### DATA TO USE
※ ※ ※

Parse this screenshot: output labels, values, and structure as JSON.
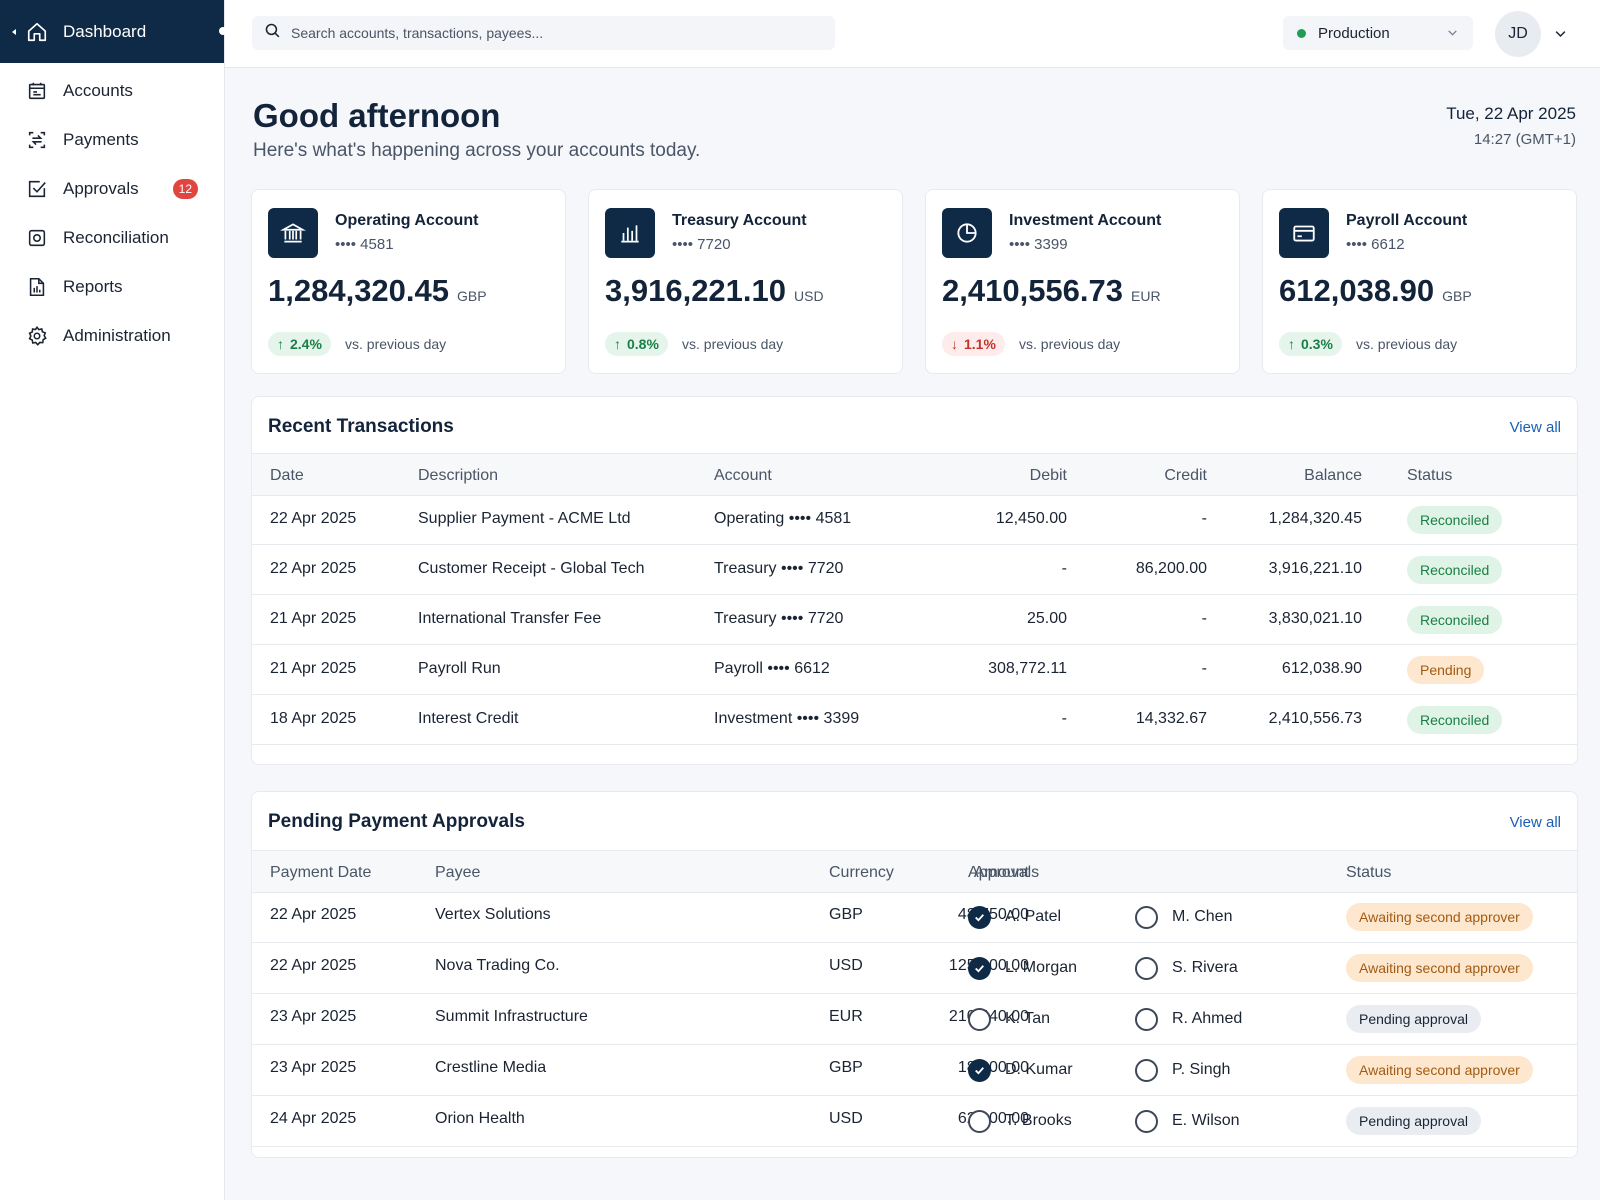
{
  "nav": {
    "items": [
      {
        "label": "Dashboard",
        "icon": "home-icon",
        "active": true
      },
      {
        "label": "Accounts",
        "icon": "ledger-icon"
      },
      {
        "label": "Payments",
        "icon": "transfer-icon"
      },
      {
        "label": "Approvals",
        "icon": "check-square-icon",
        "badge": "12"
      },
      {
        "label": "Reconciliation",
        "icon": "reconcile-icon"
      },
      {
        "label": "Reports",
        "icon": "report-chart-icon"
      },
      {
        "label": "Administration",
        "icon": "gear-icon"
      }
    ]
  },
  "topbar": {
    "search_placeholder": "Search accounts, transactions, payees...",
    "environment": "Production",
    "user_initials": "JD"
  },
  "header": {
    "greeting": "Good afternoon",
    "subtitle": "Here's what's happening across your accounts today.",
    "date": "Tue, 22 Apr 2025",
    "time": "14:27 (GMT+1)"
  },
  "accounts": [
    {
      "name": "Operating Account",
      "number": "•••• 4581",
      "balance": "1,284,320.45",
      "currency": "GBP",
      "change": "2.4%",
      "direction": "up",
      "change_label": "vs. previous day",
      "icon": "bank-icon"
    },
    {
      "name": "Treasury Account",
      "number": "•••• 7720",
      "balance": "3,916,221.10",
      "currency": "USD",
      "change": "0.8%",
      "direction": "up",
      "change_label": "vs. previous day",
      "icon": "bar-chart-icon"
    },
    {
      "name": "Investment Account",
      "number": "•••• 3399",
      "balance": "2,410,556.73",
      "currency": "EUR",
      "change": "1.1%",
      "direction": "down",
      "change_label": "vs. previous day",
      "icon": "pie-chart-icon"
    },
    {
      "name": "Payroll Account",
      "number": "•••• 6612",
      "balance": "612,038.90",
      "currency": "GBP",
      "change": "0.3%",
      "direction": "up",
      "change_label": "vs. previous day",
      "icon": "card-icon"
    }
  ],
  "transactions": {
    "title": "Recent Transactions",
    "view_all": "View all",
    "columns": [
      "Date",
      "Description",
      "Account",
      "Debit",
      "Credit",
      "Balance",
      "Status"
    ],
    "rows": [
      {
        "date": "22 Apr 2025",
        "description": "Supplier Payment - ACME Ltd",
        "account": "Operating •••• 4581",
        "debit": "12,450.00",
        "credit": "-",
        "balance": "1,284,320.45",
        "status": "Reconciled",
        "tone": "green"
      },
      {
        "date": "22 Apr 2025",
        "description": "Customer Receipt - Global Tech",
        "account": "Treasury •••• 7720",
        "debit": "-",
        "credit": "86,200.00",
        "balance": "3,916,221.10",
        "status": "Reconciled",
        "tone": "green"
      },
      {
        "date": "21 Apr 2025",
        "description": "International Transfer Fee",
        "account": "Treasury •••• 7720",
        "debit": "25.00",
        "credit": "-",
        "balance": "3,830,021.10",
        "status": "Reconciled",
        "tone": "green"
      },
      {
        "date": "21 Apr 2025",
        "description": "Payroll Run",
        "account": "Payroll •••• 6612",
        "debit": "308,772.11",
        "credit": "-",
        "balance": "612,038.90",
        "status": "Pending",
        "tone": "amber"
      },
      {
        "date": "18 Apr 2025",
        "description": "Interest Credit",
        "account": "Investment •••• 3399",
        "debit": "-",
        "credit": "14,332.67",
        "balance": "2,410,556.73",
        "status": "Reconciled",
        "tone": "green"
      }
    ]
  },
  "approvals": {
    "title": "Pending Payment Approvals",
    "view_all": "View all",
    "columns": [
      "Payment Date",
      "Payee",
      "Amount",
      "Currency",
      "Approvals",
      "Status"
    ],
    "rows": [
      {
        "date": "22 Apr 2025",
        "payee": "Vertex Solutions",
        "amount": "48,750.00",
        "currency": "GBP",
        "approver1": "A. Patel",
        "approved1": true,
        "approver2": "M. Chen",
        "approved2": false,
        "status": "Awaiting second approver",
        "tone": "amber"
      },
      {
        "date": "22 Apr 2025",
        "payee": "Nova Trading Co.",
        "amount": "125,000.00",
        "currency": "USD",
        "approver1": "L. Morgan",
        "approved1": true,
        "approver2": "S. Rivera",
        "approved2": false,
        "status": "Awaiting second approver",
        "tone": "amber"
      },
      {
        "date": "23 Apr 2025",
        "payee": "Summit Infrastructure",
        "amount": "210,440.00",
        "currency": "EUR",
        "approver1": "K. Tan",
        "approved1": false,
        "approver2": "R. Ahmed",
        "approved2": false,
        "status": "Pending approval",
        "tone": "grey"
      },
      {
        "date": "23 Apr 2025",
        "payee": "Crestline Media",
        "amount": "18,300.00",
        "currency": "GBP",
        "approver1": "D. Kumar",
        "approved1": true,
        "approver2": "P. Singh",
        "approved2": false,
        "status": "Awaiting second approver",
        "tone": "amber"
      },
      {
        "date": "24 Apr 2025",
        "payee": "Orion Health",
        "amount": "62,900.00",
        "currency": "USD",
        "approver1": "T. Brooks",
        "approved1": false,
        "approver2": "E. Wilson",
        "approved2": false,
        "status": "Pending approval",
        "tone": "grey"
      }
    ]
  },
  "colors": {
    "navy": "#0f2a47",
    "positive": "#1a7f45",
    "negative": "#c4342c",
    "link": "#1a5fb4",
    "badge": "#e0463f"
  }
}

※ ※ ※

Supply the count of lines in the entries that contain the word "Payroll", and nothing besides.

### OUTPUT
3